Exenatide is an injectable drug that promotes the production of insulin and inhibits production of glucagon. The National Institute for Health and Clinical Excellence (NICE) has just published a guideline stating that prolonged-release (weekly) exenatide injections should be used as third line of therapy in type 2 diabetes.
In type 2 diabetes inadequately controlled on metformin and either sulphonyluea or thiazolidinediones, prolonged-release exenatide should be offered to improve glycemic control.
This is a confirmation of NICE Technology Appraisal TA248.
The guidance defines “inadequate control” as HbA1c > 7.5%. Exenatide should be offered to such patients who are already using two oral therapies as outlined above, and who fall into one of the following categories:
- a body mass index (BMI) of 35 kg/m2 or higher in those of European family origin (with appropriate adjustment for other ethnic groups) and specific psychological or medical problems associated with high body weight, or
- a BMI below 35 kg/m2, and therapy with insulin would have significant occupational implications or weight loss would benefit other significant obesity-related comorbidities.
In addition, patients who are only on one oral therapy (either metformin or a sulphonylurea) may be offered exenatide if they are not able to take an alternative additional oral therapy.
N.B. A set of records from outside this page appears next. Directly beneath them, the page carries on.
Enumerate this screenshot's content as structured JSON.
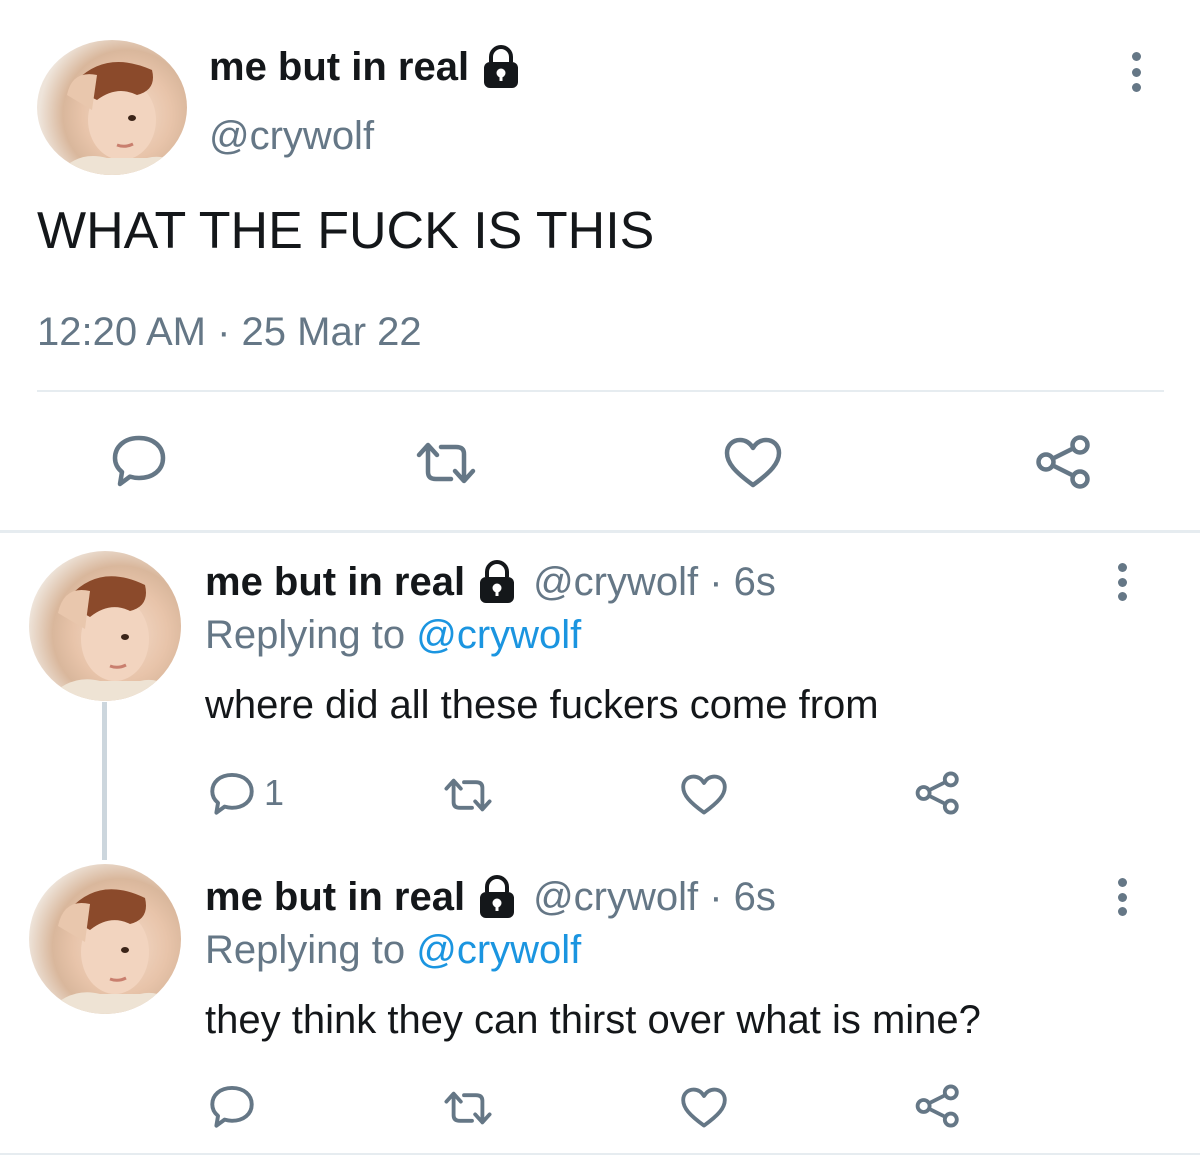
{
  "main_tweet": {
    "display_name": "me but in real",
    "handle": "@crywolf",
    "text": "WHAT THE FUCK IS THIS",
    "timestamp": "12:20 AM · 25 Mar 22"
  },
  "replies": [
    {
      "display_name": "me but in real",
      "meta": "@crywolf · 6s",
      "replying_prefix": "Replying to ",
      "replying_handle": "@crywolf",
      "text": "where did all these fuckers come from",
      "reply_count": "1"
    },
    {
      "display_name": "me but in real",
      "meta": "@crywolf · 6s",
      "replying_prefix": "Replying to ",
      "replying_handle": "@crywolf",
      "text": "they think they can thirst over what is mine?",
      "reply_count": ""
    }
  ],
  "icons": {
    "lock": "lock-icon",
    "reply": "reply-icon",
    "retweet": "retweet-icon",
    "like": "heart-icon",
    "share": "share-icon",
    "more": "more-options-icon"
  },
  "colors": {
    "text": "#14171a",
    "muted": "#657786",
    "link": "#1b95e0",
    "divider": "#e6ecf0"
  }
}
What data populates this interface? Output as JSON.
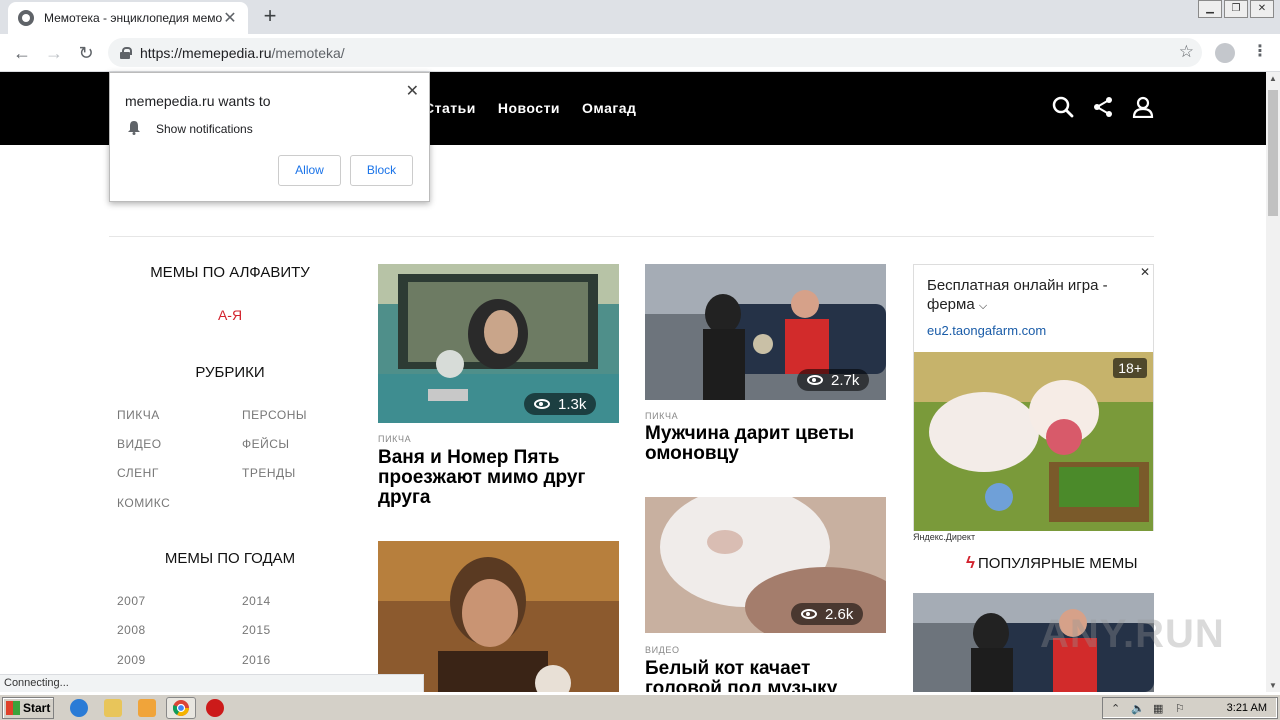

- NICE is a signatory of the AGREE Trust
The following documents will be useful: